This is (probably) not just a case of “the other side is being silly”: there does indeed seem to be something weird about the question which deserves scrutiny.

In other words, answering the question doesn’t fully address the confusion that the question represents!

A failure mode in this step is giving justifications instead of explaining the process itself. Arguing that the reason we have an illusion of free will was that it was evolutionarily adaptive falls into this failure mode, as it doesn’t explain the cognitive algorithm which produces the feeling of free will, and so doesn’t dissolve the question.

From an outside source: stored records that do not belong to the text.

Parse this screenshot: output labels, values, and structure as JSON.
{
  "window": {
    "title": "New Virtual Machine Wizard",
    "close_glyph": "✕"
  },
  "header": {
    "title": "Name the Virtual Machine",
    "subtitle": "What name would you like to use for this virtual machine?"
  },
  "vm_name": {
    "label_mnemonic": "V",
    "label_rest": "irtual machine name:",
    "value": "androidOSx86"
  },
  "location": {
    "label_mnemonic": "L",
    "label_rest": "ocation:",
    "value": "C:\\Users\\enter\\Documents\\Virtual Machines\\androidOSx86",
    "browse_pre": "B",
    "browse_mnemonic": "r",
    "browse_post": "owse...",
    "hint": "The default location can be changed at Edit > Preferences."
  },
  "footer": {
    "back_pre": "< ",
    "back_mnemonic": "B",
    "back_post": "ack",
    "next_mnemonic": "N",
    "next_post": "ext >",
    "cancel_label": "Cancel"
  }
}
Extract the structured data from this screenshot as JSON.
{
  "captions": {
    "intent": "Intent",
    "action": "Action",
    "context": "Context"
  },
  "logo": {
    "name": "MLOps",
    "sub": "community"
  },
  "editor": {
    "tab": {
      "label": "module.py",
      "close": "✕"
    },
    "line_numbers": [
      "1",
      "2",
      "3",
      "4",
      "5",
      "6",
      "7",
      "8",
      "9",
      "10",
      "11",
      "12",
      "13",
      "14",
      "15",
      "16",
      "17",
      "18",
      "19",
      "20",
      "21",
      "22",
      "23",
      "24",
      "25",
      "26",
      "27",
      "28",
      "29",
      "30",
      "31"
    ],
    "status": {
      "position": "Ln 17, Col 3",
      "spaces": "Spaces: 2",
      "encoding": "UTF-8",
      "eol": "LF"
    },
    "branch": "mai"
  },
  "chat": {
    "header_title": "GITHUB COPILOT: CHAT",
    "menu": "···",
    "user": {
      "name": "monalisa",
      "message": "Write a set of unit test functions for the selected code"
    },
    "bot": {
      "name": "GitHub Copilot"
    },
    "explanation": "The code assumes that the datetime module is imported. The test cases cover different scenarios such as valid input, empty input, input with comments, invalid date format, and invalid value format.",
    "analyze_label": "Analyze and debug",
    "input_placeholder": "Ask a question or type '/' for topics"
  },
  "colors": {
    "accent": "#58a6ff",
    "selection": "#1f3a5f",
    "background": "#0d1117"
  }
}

This can also be thought of as answering the “Why” instead of the “How”, or as failing to provide a gears level model.

Dissolving a question usually (always?) involves providing a cognitive reduction of the question.

See also: deconfusion, cognitive reduction

Dis­solv­ing the Question

Eliezer Yudkowsky8 Mar 2008 3:17 UTC
102 points
117 comments5 min readLW link

Dis­solv­ing the “Is the Effi­cient Mar­ket Hy­poth­e­sis Dead?” Question

Alexei2 Aug 2020 4:46 UTC
36 points
4 comments7 min readLW link

Dis­solv­ing Con­fu­sion around Func­tional De­ci­sion Theory

scasper5 Jan 2020 6:38 UTC
22 points
12 comments9 min readLW link

Dis­solv­ing the Fermi Para­dox (Ap­plied Bayesi­anism)

shin_getter3 Jul 2017 9:44 UTC
16 points
10 comments1 min readLW link
(www.jodrellbank.manchester.ac.uk)

Dis­solv­ing Sleep­ing Beauty

Chris_Leong24 Jan 2021 8:10 UTC
9 points
21 comments4 min readLW link

Towards dis­solv­ing the mys­tery of consciousness

GeometryOfTheShadows6 Jul 2018 21:36 UTC
40 points
7 comments1 min readLW link

See­ing Red: Dis­solv­ing Mary’s Room and Qualia

orthonormal26 May 2011 17:47 UTC
51 points
154 comments6 min readLW link

[SEQ RERUN] Dis­solv­ing the Question

MinibearRex20 Feb 2012 4:58 UTC
11 points
8 comments1 min readLW link

A bit of word-dis­solv­ing in poli­ti­cal discussion

[deleted]7 Dec 2014 17:05 UTC
7 points
40 comments8 min readLW link

The Truth about Scots­men, or: Dis­solv­ing Fallacies

Tesseract5 Dec 2010 21:57 UTC
37 points
36 comments3 min readLW link

The raw-ex­pe­rience dogma: Dis­solv­ing the “qualia” problem

metaphysicist16 Sep 2012 19:15 UTC
−4 points
341 comments5 min readLW link

Were atoms real?

AnnaSalamon8 Dec 2010 17:30 UTC
91 points
156 comments4 min readLW link

Tarski State­ments as Ra­tion­al­ist Exercise

Vladimir_Nesov17 Mar 2009 19:47 UTC
12 points
10 comments4 min readLW link

My cur­rent take on the Paul-MIRI dis­agree­ment on al­ignabil­ity of messy AI

jessicata29 Jan 2017 20:52 UTC
20 points
0 comments10 min readLW link

A cog­ni­tive al­gorithm for “free will.”

AllAmericanBreakfast14 Jul 2021 21:33 UTC
22 points
27 comments3 min readLW link

Grokking the In­ten­tional Stance

jbkjr31 Aug 2021 15:49 UTC
37 points
18 comments20 min readLW link

Book Re­view: Free Will

Ape in the coat11 Oct 2021 18:41 UTC
27 points
22 comments8 min readLW link